Shafaq News/ Iyad Allawi, the leader of Iraq's National Coalition, has voiced his strong opposition to the possibility of a return to a dictatorial regime and the concentration of power in Iraq.
Allawi's statement follows Jordan's granting of a political activity license to the "Arab Socialist Baath Party," a move that has sparked anger among several political parties in Iraq.
Describing Saddam Hussein's regime as marked by unilateralism and repressive policies, Allawi acknowledged the presence of patriotic Iraqis who opposed Saddam's rule due to its abuse of power and involvement in internal and external conflicts, including the war with Iran and the invasion of Kuwait.
Allawi further noted the persecution and elimination of patriotic and opposition figures, including members of the Baath Party itself, who sought to seize and consolidate power.
In the aftermath of Saddam's regime, Allawi expressed hope for a new era in Iraq characterized by unity, the realization of citizen potential, and the protection of the nation's safety, harmony, and sovereignty. However, he expressed deep concern over Iraq's division, citing political isolation, marginalization, exclusion, and sectarian quotas as factors fueling conflicts within Shiite, Kurdish, and Sunni communities.

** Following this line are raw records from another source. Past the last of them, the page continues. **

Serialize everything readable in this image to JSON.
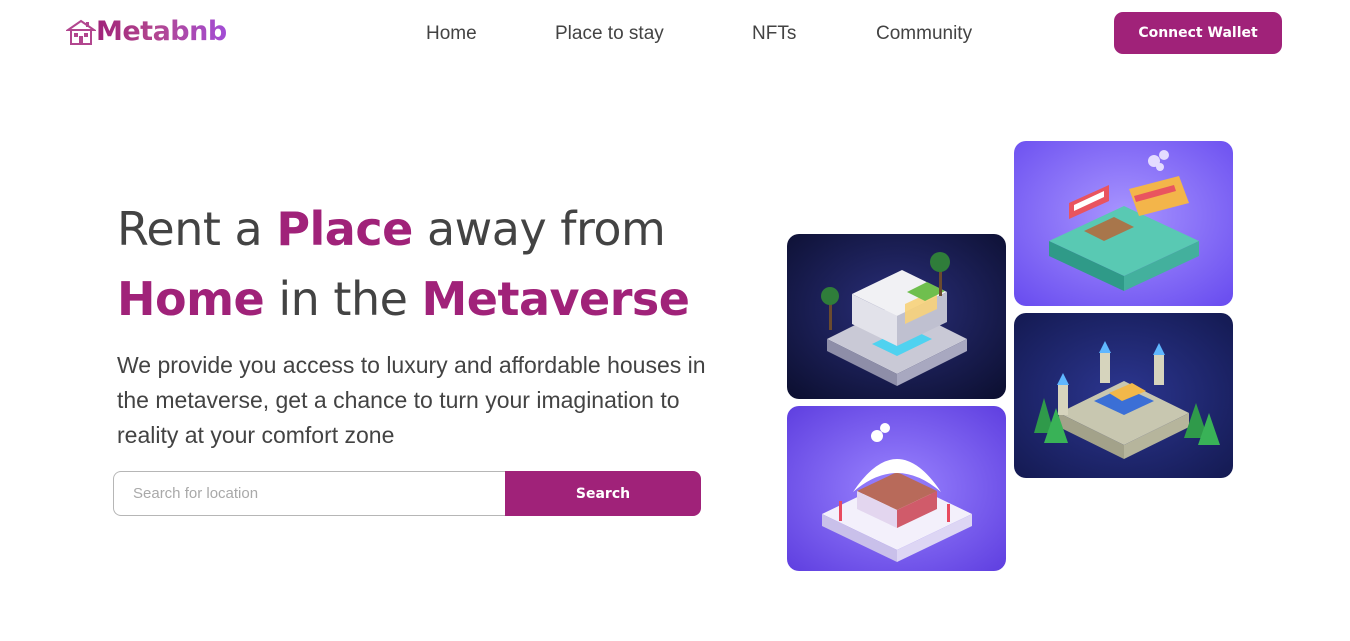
{
  "brand": {
    "name": "Metabnb",
    "logo_icon": "house-icon",
    "accent_color": "#a02279"
  },
  "nav": {
    "items": [
      {
        "label": "Home"
      },
      {
        "label": "Place to stay"
      },
      {
        "label": "NFTs"
      },
      {
        "label": "Community"
      }
    ],
    "cta_label": "Connect Wallet"
  },
  "hero": {
    "title": {
      "part1": "Rent a ",
      "accent1": "Place",
      "part2": " away from",
      "accent2": "Home",
      "part3": " in the ",
      "accent3": "Metaverse"
    },
    "description": "We provide you access to luxury and affordable houses in the metaverse, get a chance to turn your imagination to reality at your comfort zone",
    "search": {
      "placeholder": "Search for location",
      "value": "",
      "button_label": "Search"
    }
  },
  "gallery": [
    {
      "name": "modern-villa-image",
      "theme": "dark-navy"
    },
    {
      "name": "snow-cabin-image",
      "theme": "violet"
    },
    {
      "name": "market-stall-image",
      "theme": "violet"
    },
    {
      "name": "castle-image",
      "theme": "dark-navy"
    }
  ]
}
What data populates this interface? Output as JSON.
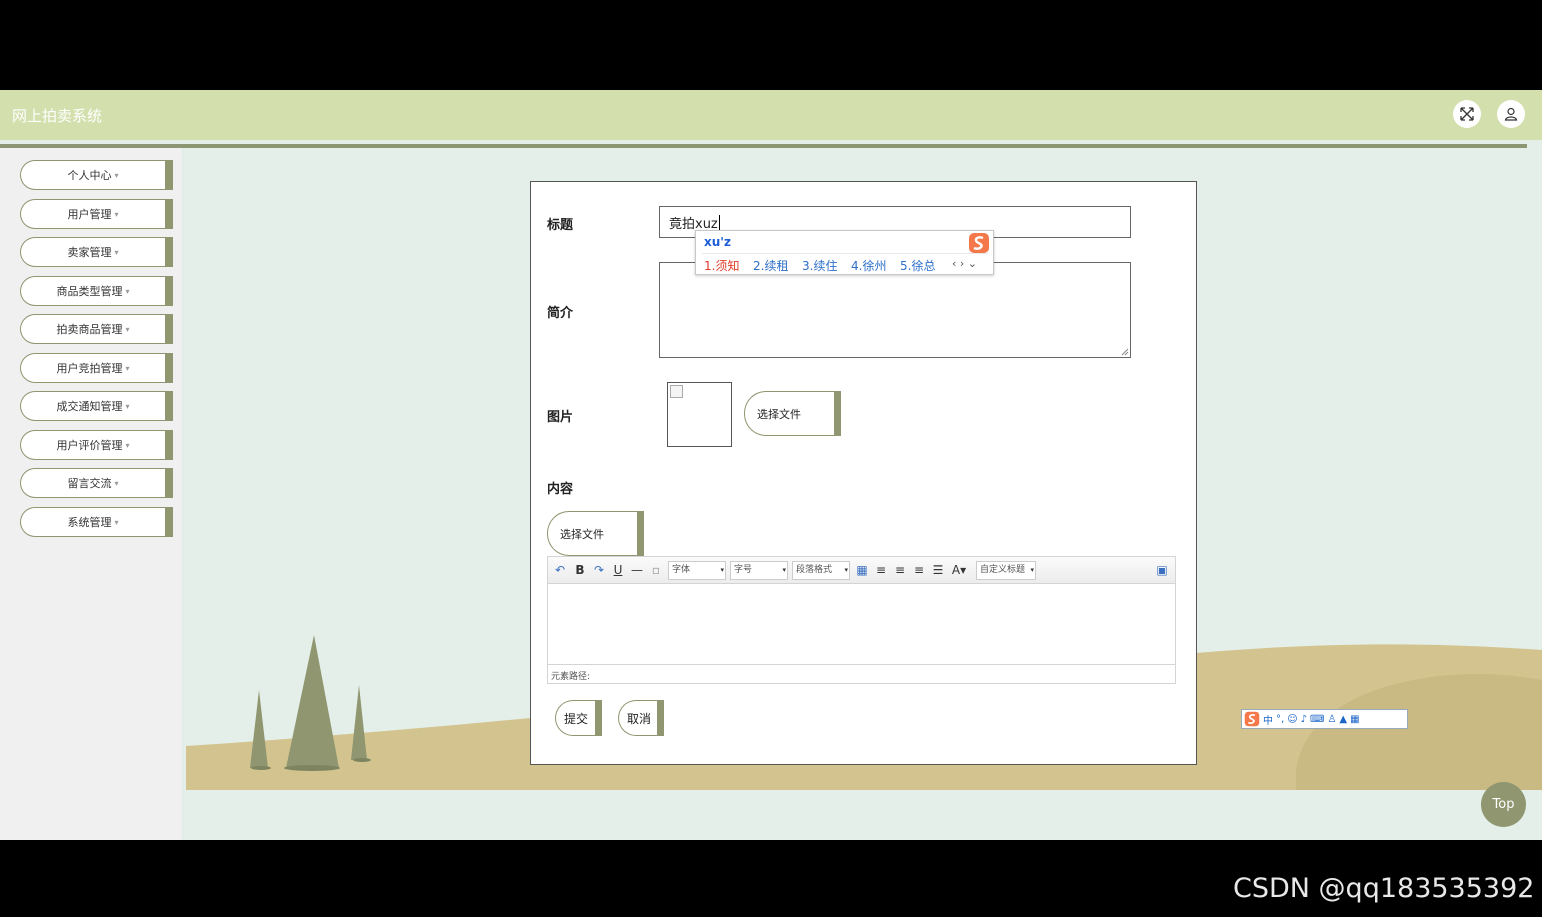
{
  "app": {
    "title": "网上拍卖系统"
  },
  "header_icons": [
    "fullscreen-icon",
    "user-icon"
  ],
  "sidebar": {
    "items": [
      {
        "label": "个人中心"
      },
      {
        "label": "用户管理"
      },
      {
        "label": "卖家管理"
      },
      {
        "label": "商品类型管理"
      },
      {
        "label": "拍卖商品管理"
      },
      {
        "label": "用户竞拍管理"
      },
      {
        "label": "成交通知管理"
      },
      {
        "label": "用户评价管理"
      },
      {
        "label": "留言交流"
      },
      {
        "label": "系统管理"
      }
    ],
    "caret": "▾"
  },
  "form": {
    "title_label": "标题",
    "title_value": "竟拍xuz",
    "intro_label": "简介",
    "image_label": "图片",
    "choose_file_label": "选择文件",
    "content_label": "内容",
    "content_choose_file_label": "选择文件",
    "submit_label": "提交",
    "cancel_label": "取消"
  },
  "editor": {
    "font_family_placeholder": "字体",
    "font_size_placeholder": "字号",
    "paragraph_placeholder": "段落格式",
    "custom_title_placeholder": "自定义标题",
    "element_path_label": "元素路径:",
    "toolbar_icons": [
      "undo-icon",
      "bold-icon",
      "redo-icon",
      "underline-icon",
      "horizontal-rule-icon",
      "clear-icon",
      "table-icon",
      "align-left-icon",
      "align-center-icon",
      "align-right-icon",
      "justify-icon",
      "font-color-icon",
      "fullscreen-icon"
    ]
  },
  "ime": {
    "pinyin": "xu'z",
    "candidates": [
      "1.须知",
      "2.续租",
      "3.续住",
      "4.徐州",
      "5.徐总"
    ],
    "status_bar_label": "中"
  },
  "top_button": "Top",
  "watermark": "CSDN @qq183535392",
  "colors": {
    "header_bg": "#d3dfac",
    "accent": "#8f9670",
    "content_bg": "#e4efe9",
    "hill": "#d3c48f",
    "hill_dark": "#c5b57e"
  }
}
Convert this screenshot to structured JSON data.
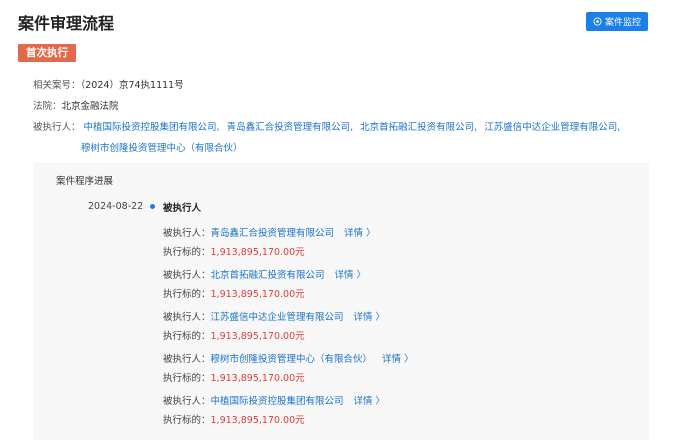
{
  "header": {
    "title": "案件审理流程",
    "monitor_button": "案件监控"
  },
  "stage_tag": "首次执行",
  "case_info": {
    "case_no_label": "相关案号：",
    "case_no": "（2024）京74执1111号",
    "court_label": "法院：",
    "court": "北京金融法院",
    "respondent_label": "被执行人：",
    "respondents": [
      "中植国际投资控股集团有限公司,",
      "青岛鑫汇合投资管理有限公司,",
      "北京首拓融汇投资有限公司,",
      "江苏盛信中达企业管理有限公司,",
      "穆树市创隆投资管理中心（有限合伙）"
    ]
  },
  "progress": {
    "title": "案件程序进展",
    "date": "2024-08-22",
    "event": "被执行人",
    "entries": [
      {
        "label": "被执行人：",
        "name": "青岛鑫汇合投资管理有限公司",
        "detail": "详情 〉",
        "amount_label": "执行标的：",
        "amount": "1,913,895,170.00元"
      },
      {
        "label": "被执行人：",
        "name": "北京首拓融汇投资有限公司",
        "detail": "详情 〉",
        "amount_label": "执行标的：",
        "amount": "1,913,895,170.00元"
      },
      {
        "label": "被执行人：",
        "name": "江苏盛信中达企业管理有限公司",
        "detail": "详情 〉",
        "amount_label": "执行标的：",
        "amount": "1,913,895,170.00元"
      },
      {
        "label": "被执行人：",
        "name": "穆树市创隆投资管理中心（有限合伙）",
        "detail": "详情 〉",
        "amount_label": "执行标的：",
        "amount": "1,913,895,170.00元"
      },
      {
        "label": "被执行人：",
        "name": "中植国际投资控股集团有限公司",
        "detail": "详情 〉",
        "amount_label": "执行标的：",
        "amount": "1,913,895,170.00元"
      }
    ]
  }
}
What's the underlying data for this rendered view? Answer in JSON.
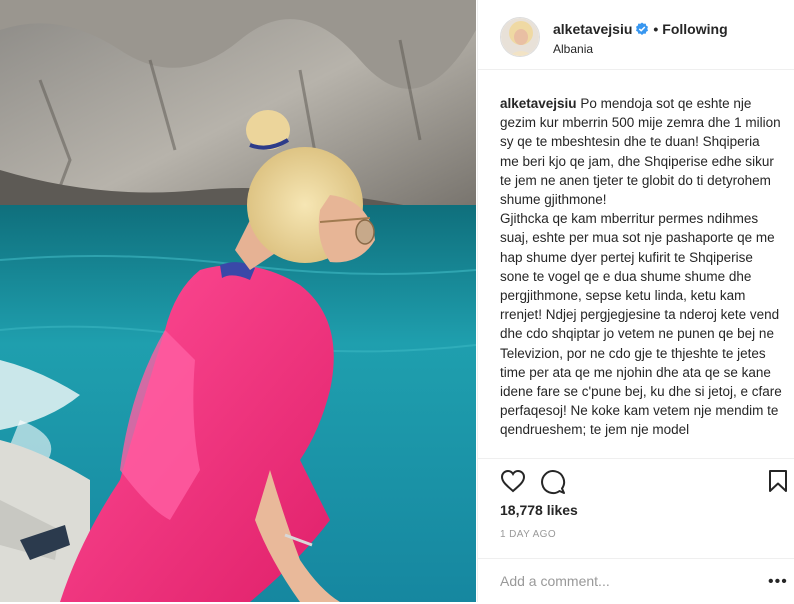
{
  "post": {
    "username": "alketavejsiu",
    "follow_status": "Following",
    "separator": "•",
    "location": "Albania",
    "caption_user": "alketavejsiu",
    "caption_text": "Po mendoja sot qe eshte nje gezim kur mberrin 500 mije zemra dhe 1 milion sy qe te mbeshtesin dhe te duan! Shqiperia me beri kjo qe jam, dhe Shqiperise edhe sikur te jem ne anen tjeter te globit do ti detyrohem shume gjithmone!\nGjithcka qe kam mberritur permes ndihmes suaj, eshte per mua sot nje pashaporte qe me hap shume dyer pertej kufirit te Shqiperise sone te vogel qe e dua shume shume dhe pergjithmone, sepse ketu linda, ketu kam rrenjet! Ndjej pergjegjesine ta nderoj kete vend dhe cdo shqiptar jo vetem ne punen qe bej ne Televizion, por ne cdo gje te thjeshte te jetes time per ata qe me njohin dhe ata qe se kane idene fare se c'pune bej, ku dhe si jetoj, e cfare perfaqesoj! Ne koke kam vetem nje mendim te qendrueshem; te jem nje model",
    "likes": "18,778 likes",
    "timestamp": "1 DAY AGO",
    "comment_placeholder": "Add a comment...",
    "more_label": "•••"
  },
  "icons": {
    "like": "heart-outline-icon",
    "comment": "speech-bubble-icon",
    "save": "bookmark-outline-icon",
    "verified": "verified-badge-icon"
  },
  "colors": {
    "verified_blue": "#3897f0",
    "text": "#262626",
    "muted": "#999999",
    "dress_pink": "#f0357c",
    "sea": "#1e9aa8"
  }
}
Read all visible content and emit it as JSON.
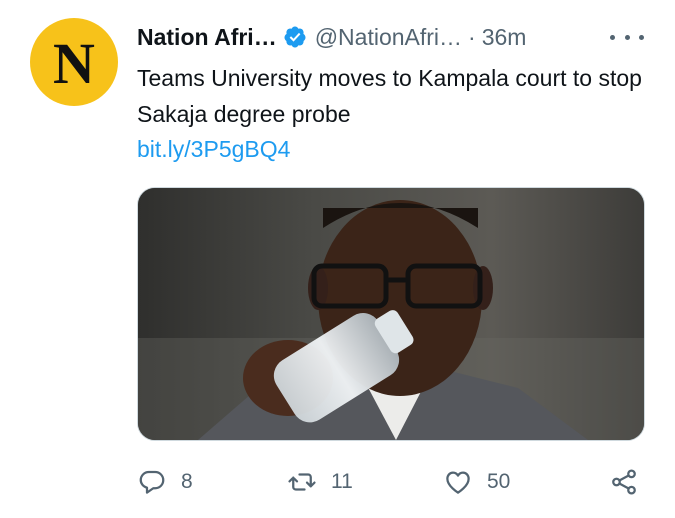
{
  "tweet": {
    "avatar": {
      "letter": "N",
      "color": "#f7c21a",
      "icon": "nation-logo-icon"
    },
    "author": {
      "name": "Nation Afri…",
      "handle": "@NationAfri…",
      "verified": true,
      "separator": "·",
      "time": "36m"
    },
    "text": "Teams University moves to Kampala court to stop Sakaja degree probe",
    "link": "bit.ly/3P5gBQ4",
    "media": {
      "kind": "photo",
      "icon": "tweet-photo"
    },
    "actions": {
      "replies": "8",
      "retweets": "11",
      "likes": "50"
    },
    "colors": {
      "link": "#1d9bf0",
      "secondary_text": "#536471",
      "verified": "#1d9bf0"
    }
  }
}
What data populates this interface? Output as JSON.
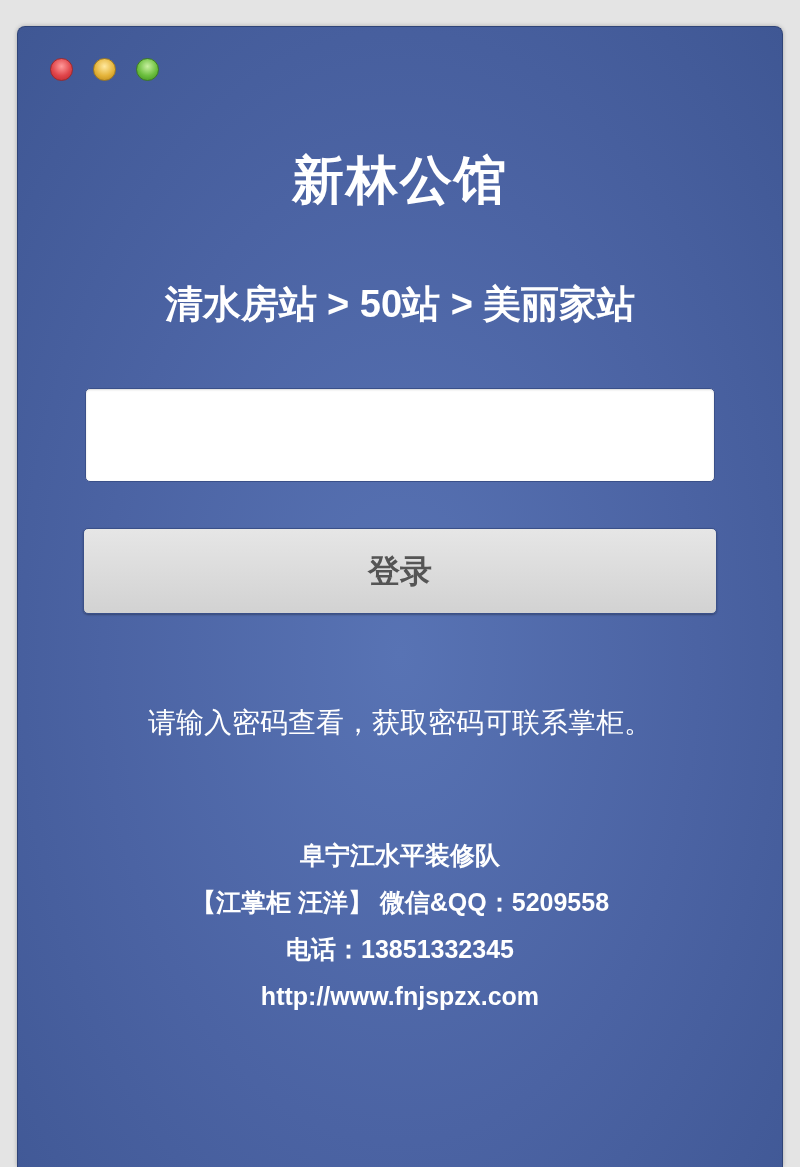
{
  "window": {
    "controls": [
      {
        "kind": "close"
      },
      {
        "kind": "minimize"
      },
      {
        "kind": "zoom"
      }
    ]
  },
  "title": "新林公馆",
  "breadcrumb": "清水房站 > 50站 > 美丽家站",
  "login_button": "登录",
  "hint": "请输入密码查看，获取密码可联系掌柜。",
  "contact": [
    "阜宁江水平装修队",
    "【江掌柜 汪洋】 微信&QQ：5209558",
    "电话：13851332345",
    "http://www.fnjspzx.com"
  ]
}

Allawi criticized the emergence of divisive labels such as minorities and quotas, emphasizing their detrimental impact on the concept of citizenship and the nation's susceptibility to external interference.
Highlighting the primary objective of building a democratic Iraq that ensures security, stability, and prosperity for all citizens, Allawi blamed overt external interventions for obstructing and opposing this national project.
While acknowledging the necessity of reflecting on the past to rectify the current political process, he firmly stated that the Iraqi people would not accept a resurgence of dictatorship.
Allawi reiterated his commitment, alongside other honorable national forces, to steer Iraq back toward faithful citizenship. He pledged to prevent the return or establishment of any unilateral dictatorial regime, emphasizing the need to address alternatives to the current policies through scientific and measured approaches rather than succumbing to extremism.